The Covid crisis has strengthened China’s central role in global value chains. However, the rise in its position in these chains dates back to before the pandemic. It has become particularly closely integrated with ASEAN members, which import a growing share of intermediate goods from China.
China’s share in global exports more than doubled after it joined the World Trade Organisation (WTO) in 2001, reaching 13% (in value terms) in 2015. However, it subsequently reached a plateau and remained at this level until the start of the Covid crisis. Unit labour costs doubled in China between 2010 and 2017, which affected low value-added and/or labour-intensive activities such as textiles or furniture manufacture. To illustrate, Chinese textile industry exports declined in value between 2014 and 2019, suggesting that these sectors relocated their production to other countries. The phenomenon was amplified by domestic Chinese policies to limit overcapacity.
Nonetheless, the stagnation – at the aggregate level – in China’s global trade share in the years leading up to the Covid crisis masks an increase in its number of trading partners, and strong disparities across regions. In Asia, China became the leading source of imports for 70% of countries in the region, and the leading export destination for 50% of countries.
It also became more closely integrated into value chains by exporting the intermediate goods used in other countries’ production processes. According to the UNCTAD-Eora global value chain database, China accounted for a negligible share of the foreign value added embedded in global exports in 1990, but by 2019 this had risen to 20%, placing it just ahead of the European Union.
During the public health crisis, China’s dominant role in the global supply of certain goods, especially electronic equipment, and its ability to maintain production despite the lockdowns, strengthened its role in global trade. Its share of global trade flows increased to 15% in value terms in 2021 (Chart 2).
With the exception of the trade tensions with the United States, China has introduced reforms aimed at reducing tariffs and trade barriers with partner countries, especially in Asia. China’s average weighted customs duty rate has declined steadily over the past decade, including after the start of the United States-China trade conflict.
Since 2010, the average customs duty rate on Chinese goods sold in ASEAN has fallen dramatically from 12.8% to 0.6%, while China has almost removed all duties on ASEAN goods sold in China, with the average rate dropping from 9.8% to 0.1%. Around 90% of all goods traded between China and the ASEAN+6 group (ASEAN countries plus China, Japan, South Korea, Australia, New Zealand and India) are subject to zero tariffs.
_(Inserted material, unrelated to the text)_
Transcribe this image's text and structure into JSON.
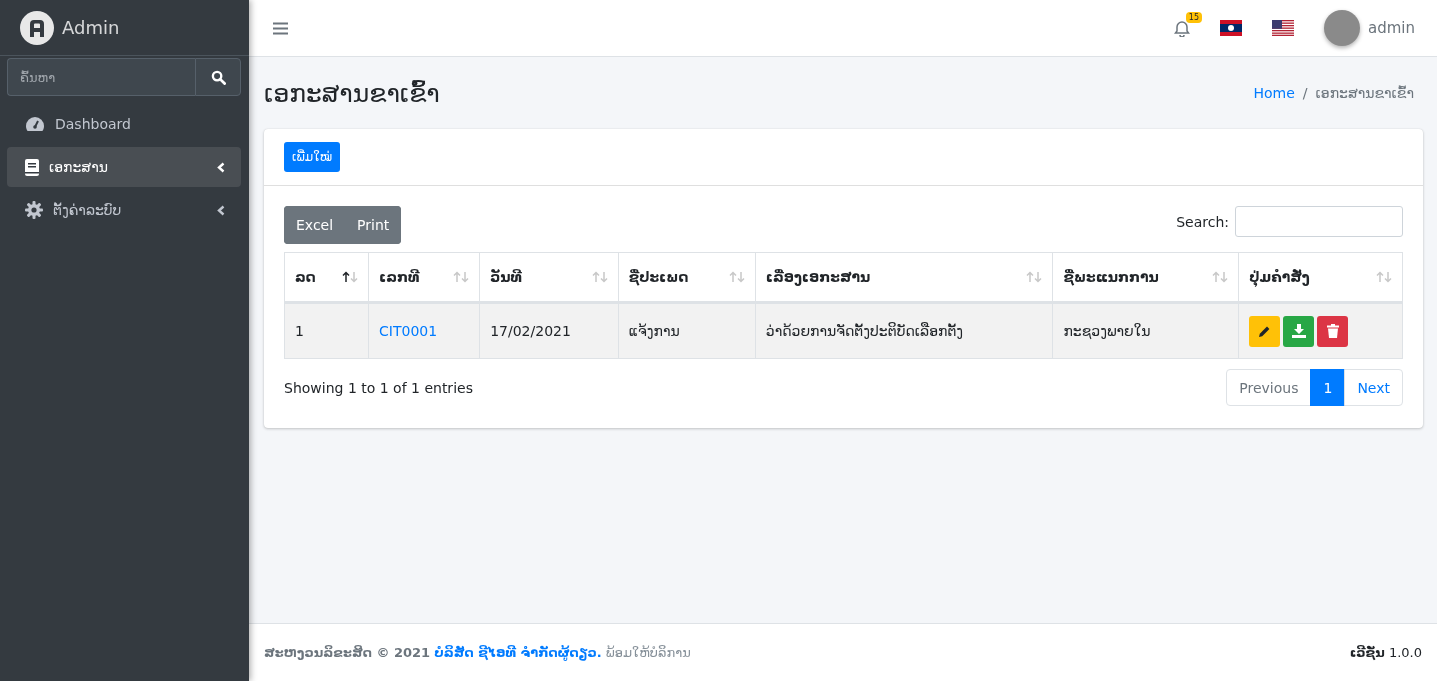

This has helped to transform supply chains in the region. Excluding the products directly exported from China, ASEAN is the main platform for the transit of Chinese intermediate goods to the rest of the world (Chart 3). Some of the region’s exporting sectors, for example textile manufacturing, are particularly reliant on Chinese inputs (Chart 4). This is especially true of countries such as Singapore and Vietnam. In total, China’s share of ASEAN countries’ global trade flows rose from less than 5% in 2000 to 16% in 2015, and has since continued to expand, reaching 20% in 2021.
But in addition to this integration via the re-export of Chinese goods to the rest of the world, China has also become the leading foreign supplier of value added in ASEAN countries’ final demand. In 2018, 12.6% of the value added embedded in the manufactured goods consumed in ASEAN had been produced in China, compared with 1.1% in 1995 (Chart 1). The share is particularly high in certain sectors such as textiles and electronic equipment (Chart 4). This strong rise has come at the expense of other countries that were traditionally suppliers of value added to ASEAN. For example, the European Union was the source of 4% of final demand in ASEAN countries in 2018, compared with 8% in 1995.
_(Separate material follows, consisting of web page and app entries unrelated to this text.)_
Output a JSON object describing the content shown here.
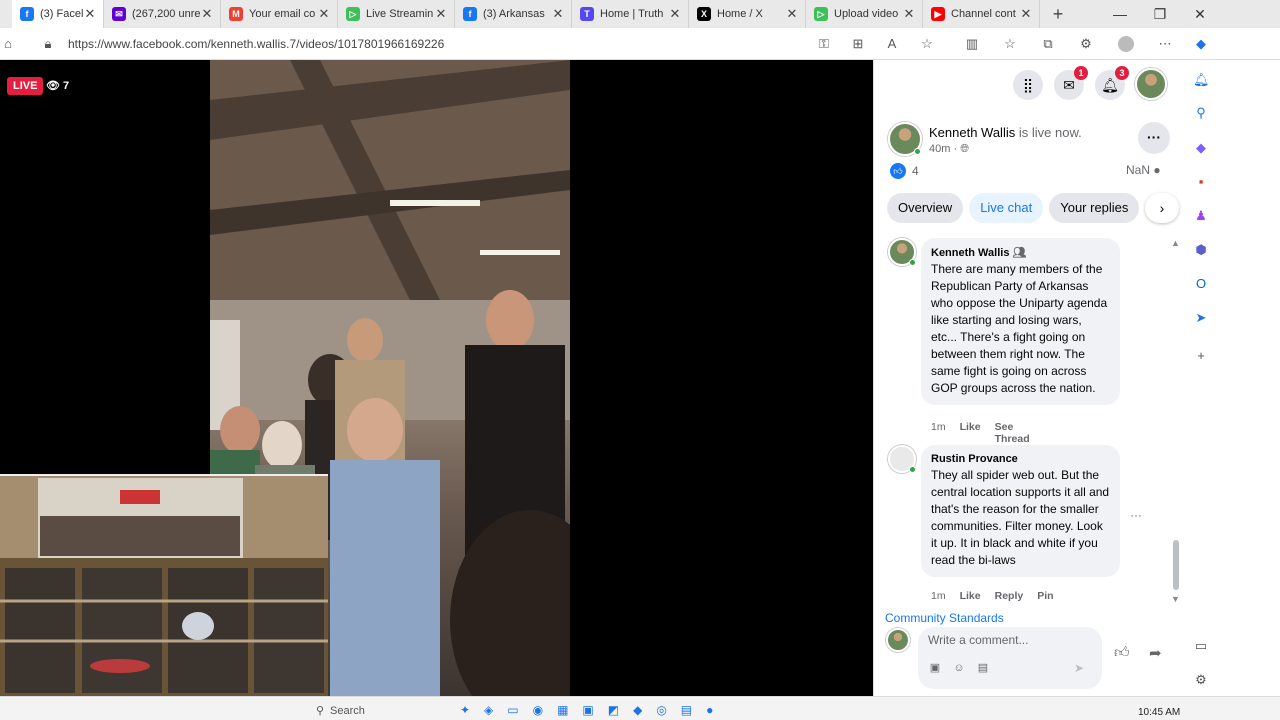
{
  "browser": {
    "tabs": [
      {
        "title": "(3) Facel",
        "color": "#1877f2",
        "glyph": "f"
      },
      {
        "title": "(267,200 unre",
        "color": "#6001d2",
        "glyph": "✉"
      },
      {
        "title": "Your email co",
        "color": "#ea4335",
        "glyph": "M"
      },
      {
        "title": "Live Streamin",
        "color": "#3fbf5a",
        "glyph": "▷"
      },
      {
        "title": "(3) Arkansas",
        "color": "#1877f2",
        "glyph": "f"
      },
      {
        "title": "Home | Truth",
        "color": "#5448ee",
        "glyph": "T"
      },
      {
        "title": "Home / X",
        "color": "#000000",
        "glyph": "X"
      },
      {
        "title": "Upload video",
        "color": "#3fbf5a",
        "glyph": "▷"
      },
      {
        "title": "Channel cont",
        "color": "#ff0000",
        "glyph": "▶"
      }
    ],
    "url": "https://www.facebook.com/kenneth.wallis.7/videos/1017801966169226"
  },
  "video": {
    "live_label": "LIVE",
    "viewer_count": "7"
  },
  "panel": {
    "header_badges": {
      "messenger": "1",
      "notifications": "3"
    },
    "host": {
      "name": "Kenneth Wallis",
      "status": "is live now.",
      "time": "40m ·"
    },
    "like_count": "4",
    "nan_label": "NaN",
    "tabs": [
      "Overview",
      "Live chat",
      "Your replies"
    ],
    "selected_tab": "Live chat",
    "comments": [
      {
        "name": "Kenneth Wallis",
        "text": "There are many members of the Republican Party of Arkansas who oppose the Uniparty agenda like starting and losing wars, etc... There's a fight going on between them right now. The same fight is going on across GOP groups across the nation.",
        "time": "1m",
        "actions": [
          "Like",
          "See Thread"
        ]
      },
      {
        "name": "Rustin Provance",
        "text": "They all spider web out. But the central location supports it all and that's the reason for the smaller communities. Filter money. Look it up. It in black and white if you read the bi-laws",
        "time": "1m",
        "actions": [
          "Like",
          "Reply",
          "Pin"
        ]
      }
    ],
    "community_standards": "Community Standards",
    "write_placeholder": "Write a comment..."
  },
  "taskbar": {
    "search_label": "Search",
    "clock": "10:45 AM"
  }
}
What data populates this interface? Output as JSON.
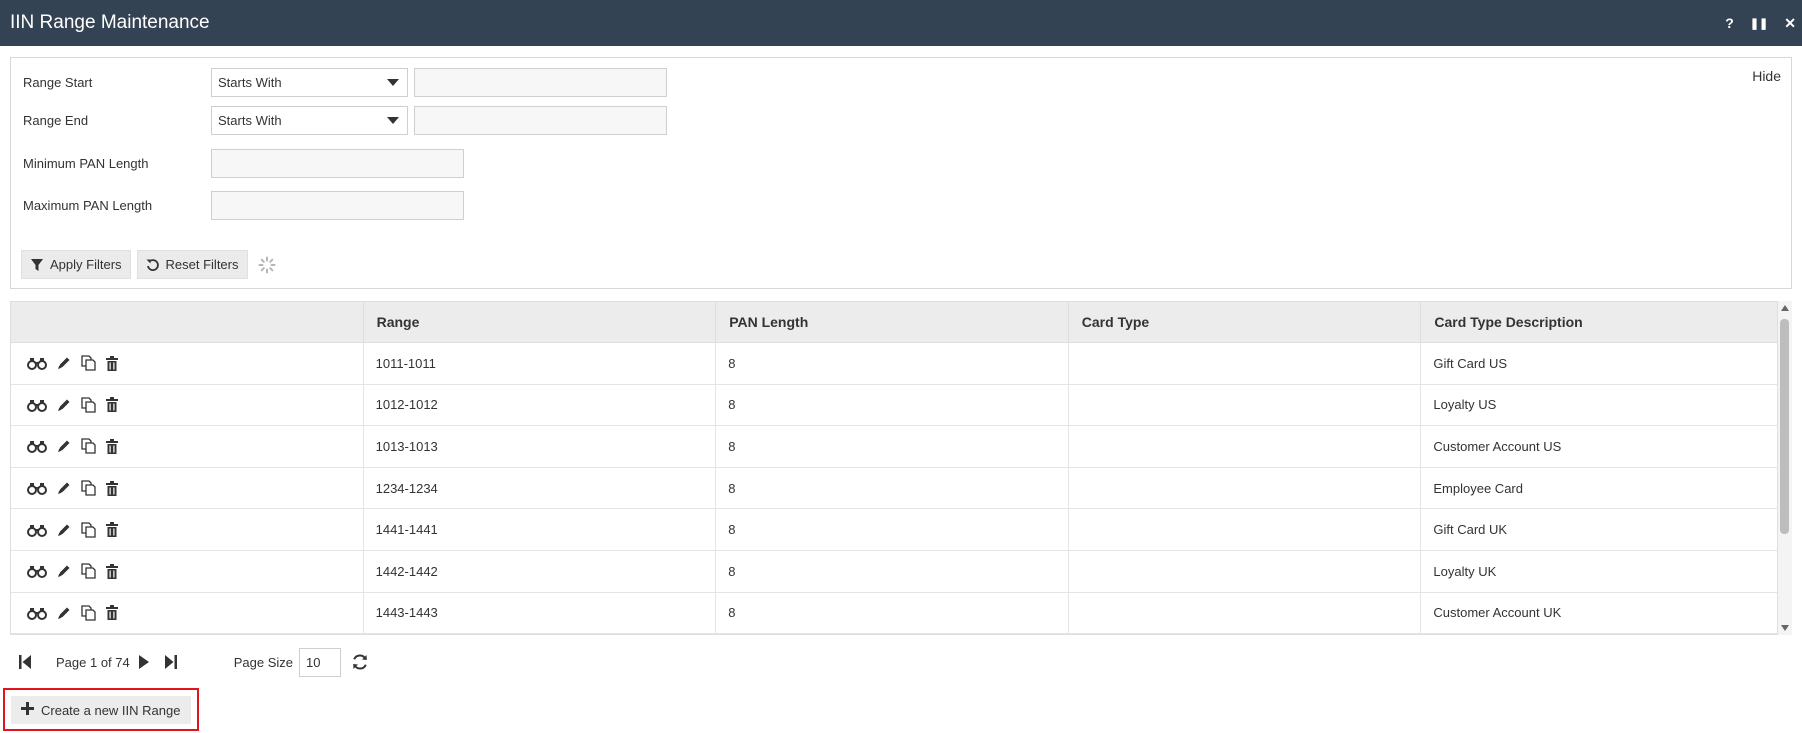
{
  "window": {
    "title": "IIN Range Maintenance",
    "controls": {
      "help": "?",
      "pause": "❚❚",
      "close": "✕"
    }
  },
  "filters": {
    "hide_label": "Hide",
    "range_start": {
      "label": "Range Start",
      "operator": "Starts With",
      "value": ""
    },
    "range_end": {
      "label": "Range End",
      "operator": "Starts With",
      "value": ""
    },
    "min_pan_length": {
      "label": "Minimum PAN Length",
      "value": ""
    },
    "max_pan_length": {
      "label": "Maximum PAN Length",
      "value": ""
    },
    "apply_label": "Apply Filters",
    "reset_label": "Reset Filters"
  },
  "grid": {
    "columns": [
      "",
      "Range",
      "PAN Length",
      "Card Type",
      "Card Type Description"
    ],
    "rows": [
      {
        "range": "1011-1011",
        "pan_length": "8",
        "card_type": "",
        "description": "Gift Card US"
      },
      {
        "range": "1012-1012",
        "pan_length": "8",
        "card_type": "",
        "description": "Loyalty US"
      },
      {
        "range": "1013-1013",
        "pan_length": "8",
        "card_type": "",
        "description": "Customer Account US"
      },
      {
        "range": "1234-1234",
        "pan_length": "8",
        "card_type": "",
        "description": "Employee Card"
      },
      {
        "range": "1441-1441",
        "pan_length": "8",
        "card_type": "",
        "description": "Gift Card UK"
      },
      {
        "range": "1442-1442",
        "pan_length": "8",
        "card_type": "",
        "description": "Loyalty UK"
      },
      {
        "range": "1443-1443",
        "pan_length": "8",
        "card_type": "",
        "description": "Customer Account UK"
      }
    ],
    "row_actions": [
      "view-icon",
      "edit-icon",
      "copy-icon",
      "delete-icon"
    ]
  },
  "pager": {
    "page_text": "Page 1 of 74",
    "page_size_label": "Page Size",
    "page_size": "10"
  },
  "create_button": {
    "label": "Create a new IIN Range"
  },
  "colors": {
    "titlebar": "#344353",
    "highlight": "#e0151b"
  }
}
ASEAN is also the region with the highest share of Chinese value added in its final demand (Chart 1). In Japan, the United States and the EU, China’s share of value added in final demand is between 2% and 3%.
Moreover, the strategic policies adopted by Beijing are expected to amplify these trends. The Regional Comprehensive Economic Partnership (RCEP) signed in November 2020 demonstrates China’s commitment to deepening its regional integration. The agreement brings together the 15 largest economies in the Asia-Pacific region (with the exception of India), and creates the second-largest trade area in the world, accounting for 28% of global trade. In addition to tariff reductions on trade flows between members, the partnership also offers a new framework to encourage closer economic and financial ties in the Asia-Pacific (rules on origin, facilitation of investments, protection of intellectual copyright, etc.).
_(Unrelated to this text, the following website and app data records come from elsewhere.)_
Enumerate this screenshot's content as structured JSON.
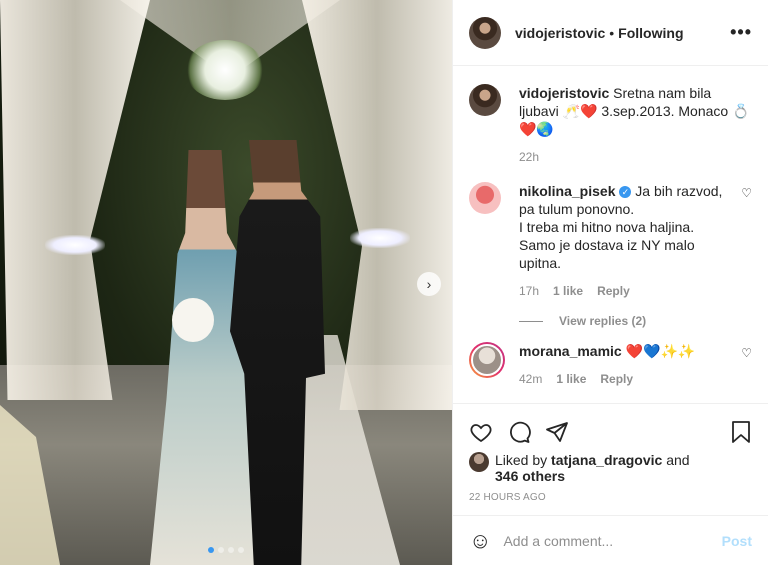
{
  "post": {
    "author": "vidojeristovic",
    "follow_status": "Following",
    "more": "•••",
    "caption": "Sretna nam bila ljubavi 🥂❤️ 3.sep.2013. Monaco 💍❤️🌏",
    "caption_time": "22h"
  },
  "photo": {
    "next": "›",
    "slide_count": 4,
    "active_slide": 1
  },
  "comments": [
    {
      "user": "nikolina_pisek",
      "verified": true,
      "text": "Ja bih razvod, pa tulum ponovno.\nI treba mi hitno nova haljina.\nSamo je dostava iz NY malo upitna.",
      "time": "17h",
      "likes": "1 like",
      "reply": "Reply",
      "view_replies": "View replies (2)"
    },
    {
      "user": "morana_mamic",
      "text": "❤️💙✨✨",
      "time": "42m",
      "likes": "1 like",
      "reply": "Reply"
    }
  ],
  "actions": {
    "liked_by_prefix": "Liked by ",
    "liked_by_user": "tatjana_dragovic",
    "liked_by_and": " and",
    "others": "346 others",
    "timestamp": "22 HOURS AGO"
  },
  "add_comment": {
    "placeholder": "Add a comment...",
    "post_label": "Post"
  }
}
The trade war between the United States and China, followed by the Covid-19 pandemic, have increased awareness of the risks associated with an over-concentration of global supplies, especially from China. This has prompted some countries to launch action plans to reduce their reliance on China (e.g. Taiwan and Japan). In addition, whereas most countries are opening up to a “post-Covid” era, China is continuing to deploy very restrictive measures to tackle the pandemic. This policy, combined with the structural deceleration of the Chinese economy, could undermine China’s role as the cornerstone of global value chains. In the immediate term, it is leading to the global dissemination of China’s domestic disruption.